═════ Information ═════

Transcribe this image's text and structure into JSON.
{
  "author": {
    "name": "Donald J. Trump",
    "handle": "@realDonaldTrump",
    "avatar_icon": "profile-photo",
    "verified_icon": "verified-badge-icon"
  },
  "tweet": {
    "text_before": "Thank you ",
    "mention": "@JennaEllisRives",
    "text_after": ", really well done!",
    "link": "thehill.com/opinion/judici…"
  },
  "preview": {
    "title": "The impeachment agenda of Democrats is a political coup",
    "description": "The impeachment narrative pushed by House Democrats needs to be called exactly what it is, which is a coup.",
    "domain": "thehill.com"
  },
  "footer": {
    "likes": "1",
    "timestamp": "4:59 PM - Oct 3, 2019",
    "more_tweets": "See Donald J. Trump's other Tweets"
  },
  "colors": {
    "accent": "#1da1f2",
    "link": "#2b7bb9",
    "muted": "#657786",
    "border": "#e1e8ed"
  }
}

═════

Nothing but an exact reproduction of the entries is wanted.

— Solution to this task —
Transcribe this image's text and structure into JSON.
{
  "author": {
    "name": "Donald J. Trump",
    "handle": "@realDonaldTrump",
    "avatar_icon": "profile-photo",
    "verified_icon": "verified-badge-icon"
  },
  "tweet": {
    "text_before": "Thank you ",
    "mention": "@JennaEllisRives",
    "text_after": ", really well done!",
    "link": "thehill.com/opinion/judici…"
  },
  "preview": {
    "title": "The impeachment agenda of Democrats is a political coup",
    "description": "The impeachment narrative pushed by House Democrats needs to be called exactly what it is, which is a coup.",
    "domain": "thehill.com"
  },
  "footer": {
    "likes": "1",
    "timestamp": "4:59 PM - Oct 3, 2019",
    "more_tweets": "See Donald J. Trump's other Tweets"
  },
  "colors": {
    "accent": "#1da1f2",
    "link": "#2b7bb9",
    "muted": "#657786",
    "border": "#e1e8ed"
  }
}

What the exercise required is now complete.